September 18, 2012
11:43 a.m. EDT
RICHARD LUI: Well, this week, we're looking at how new photo I.D. laws are affecting voters across the country. One troubling aspect is how such laws may leave young minority voters in the cold. There's a new study that says as many as 700,000 young people of color between the ages of 18 and 19 may be unable to cast ballots in November. Up to 475,000 African-Americans, 250,000 Hispanics, 46,000 Asian Americans and 6,400 Native Americans could be kept from voting. 17 states either have existing or pending laws requiring photo I.D. to vote in person. In Pennsylvania, for instance, that state's Supreme Court is now mulling over whether to uphold or strike down such a law there. Conservative groups like true the vote, meanwhile, are claiming the laws stop voter fraud, but other comments suggest otherwise.
GARY BAUER: And my prediction is that after all the votes are counted, even the dead votes of Democrats in Chicago, Detroit and Cleveland, I predict that we will win.
LUI: Now, joining me now is an original member of the freedom riders, Democratic Congressman John Lewis of Georgia. Thank you so much for being with us today, representative. And you gave an impassioned speech at the DNC in Charlotte. Many remember that, on this very issue, and I want to share with our viewers again what you said, just a little bit. Just take a listen.
JOHN LEWIS: I've seen this before. I lived this before. Too many people struggled, suffered and died to make that possible for every American to exercise their right to vote, and we have come too far together to ever turn back
LUI: Congressman, you were referring to your work with the Student Nonviolent Coordinating Committee in 1965, when you lived through that brutality of the march on Selma. That march almost killed you, and Republicans deny there is necessary connection here between these moments and that time in history. What's your reaction?
LEWIS: Well, my reaction, it's very simple -- you cannot forget the past, you cannot forget history. There is a deliberate, systemic attempt to make it almost impossible for hundreds and thousands and millions of our citizens to be able to participate in a democratic process. Yes, minority like Latinos, Asian American, Native American, but also white, the disabled, our senior citizens. And that would be a reminder of the past. I said during the convention that the vote is precious, almost sacred. It is the most powerful, nonviolent tool that we have in a democratic society.

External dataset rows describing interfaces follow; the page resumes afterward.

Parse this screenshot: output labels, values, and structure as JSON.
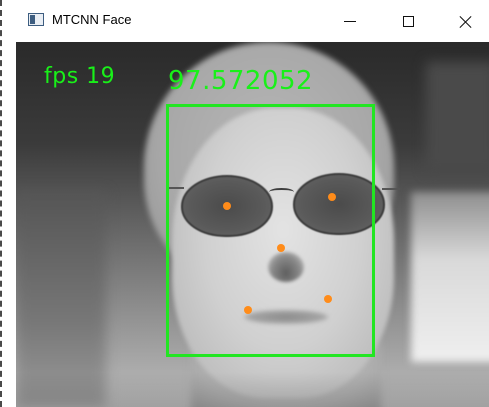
{
  "window": {
    "title": "MTCNN Face",
    "icon": "app-window-icon",
    "controls": {
      "minimize": "minimize-icon",
      "maximize": "maximize-icon",
      "close": "close-icon"
    }
  },
  "overlay": {
    "fps_text": "fps 19",
    "confidence_text": "97.572052",
    "text_color": "#19f019",
    "box_color": "#22e622",
    "landmark_color": "#ff8c1a",
    "landmark_count": 5
  }
}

Now, I read this article in “The New York Times" just yesterday. A brilliant reporter, visited California, visited Wisconsin, did an investigation, and there was not one incident of fraud. And when someone talks about the dead voters in Cleveland, in Chicago or Detroit, these large urban cities that are going to turn out and vote, they're talking about people of color, they're talking about people in urban America. And there is a effort to win this election, to steal this election before it even takes place. It's not right, it's not fair and it's not just.
LUI: Congressman, why have these laws been allowed to proliferate? I showed earlier, just moments ago, how it has swept across the country. Is it simply because people have forgotten the national struggle, the issue that you just were talking about, that we shared from your speech during the DNC convention? Are they aware of all the groups that it affects here?

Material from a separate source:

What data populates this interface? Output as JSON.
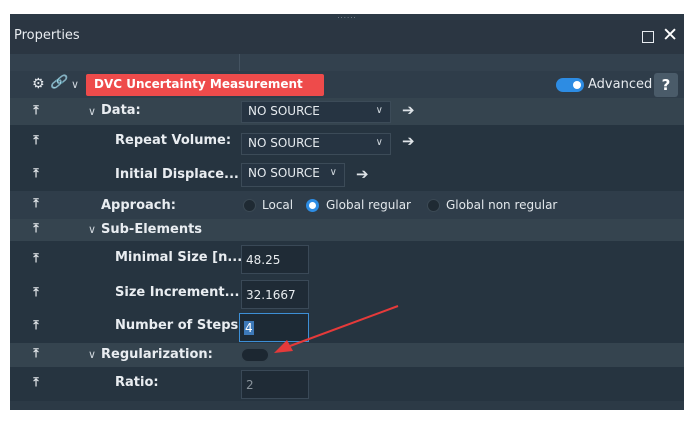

LEWIS: Well, apparently, people are forgetting recent history. I know what I saw, I know what i witnessed, I know what I lived through. I almost lost my life on that bridge in Selma, Alabama. I gave a little blood. But others gave much more. Three young men that I knew, two young white men and one young black man gave their own life in the state of Mississippi during the summer of 1964. There were other people that were beaten, in jail and arrested. There were other people who were never able to register to vote simply because of the color of their skin, never able to cast a vote. And what has happened in Pennsylvania and so many other states will be another attempt. And it happens primarily in states where you have Republican governors and Republican-controlled state legislatures.

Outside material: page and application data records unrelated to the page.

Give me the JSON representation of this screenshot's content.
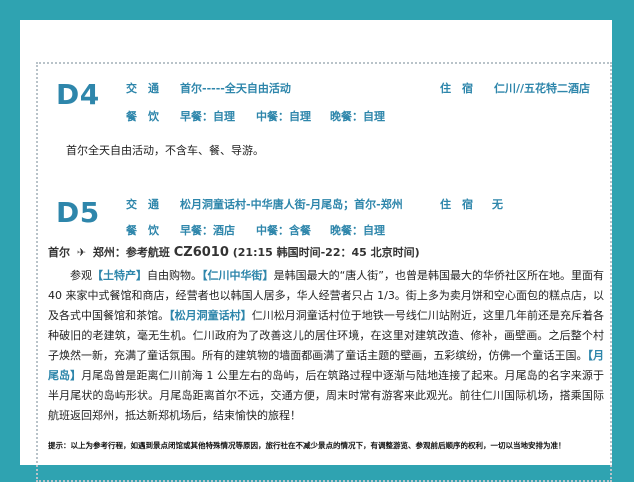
{
  "d4": {
    "code": "D4",
    "transport_label": "交　通",
    "transport_value": "首尔-----全天自由活动",
    "stay_label": "住　宿",
    "stay_value": "仁川//五花特二酒店",
    "meal_label": "餐　饮",
    "breakfast": "早餐：自理",
    "lunch": "中餐：自理",
    "dinner": "晚餐：自理",
    "note": "首尔全天自由活动，不含车、餐、导游。"
  },
  "d5": {
    "code": "D5",
    "transport_label": "交　通",
    "transport_value": "松月洞童话村-中华唐人街-月尾岛；首尔-郑州",
    "stay_label": "住　宿",
    "stay_value": "无",
    "meal_label": "餐　饮",
    "breakfast": "早餐：酒店",
    "lunch": "中餐：含餐",
    "dinner": "晚餐：自理",
    "flight_from": "首尔",
    "flight_to": "郑州：参考航班",
    "flight_code": "CZ6010",
    "flight_time": "(21:15 韩国时间-22：45 北京时间)",
    "paragraph": [
      {
        "t": "参观",
        "h": false
      },
      {
        "t": "【土特产】",
        "h": true
      },
      {
        "t": "自由购物。",
        "h": false
      },
      {
        "t": "【仁川中华街】",
        "h": true
      },
      {
        "t": "是韩国最大的“唐人街”，也曾是韩国最大的华侨社区所在地。里面有 40 来家中式餐馆和商店，经营者也以韩国人居多，华人经营者只占 1/3。街上多为卖月饼和空心面包的糕点店，以及各式中国餐馆和茶馆。",
        "h": false
      },
      {
        "t": "【松月洞童话村】",
        "h": true
      },
      {
        "t": "仁川松月洞童话村位于地铁一号线仁川站附近，这里几年前还是充斥着各种破旧的老建筑，毫无生机。仁川政府为了改善这儿的居住环境，在这里对建筑改造、修补，画壁画。之后整个村子焕然一新，充满了童话氛围。所有的建筑物的墙面都画满了童话主题的壁画，五彩缤纷，仿佛一个童话王国。",
        "h": false
      },
      {
        "t": "【月尾岛】",
        "h": true
      },
      {
        "t": "月尾岛曾是距离仁川前海 1 公里左右的岛屿，后在筑路过程中逐渐与陆地连接了起来。月尾岛的名字来源于半月尾状的岛屿形状。月尾岛距离首尔不远，交通方便，周末时常有游客来此观光。前往仁川国际机场，搭乘国际航班返回郑州，抵达新郑机场后，结束愉快的旅程！",
        "h": false
      }
    ]
  },
  "tip": "提示：以上为参考行程，如遇到景点闭馆或其他特殊情况等原因，旅行社在不减少景点的情况下，有调整游览、参观前后顺序的权利，一切以当地安排为准！",
  "colors": {
    "accent": "#2e86ab",
    "background": "#2fa3b1"
  }
}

LUI: Democratic Congressman John Lewis of Georgia, thank you for your time today.
LEWIS: Thank you.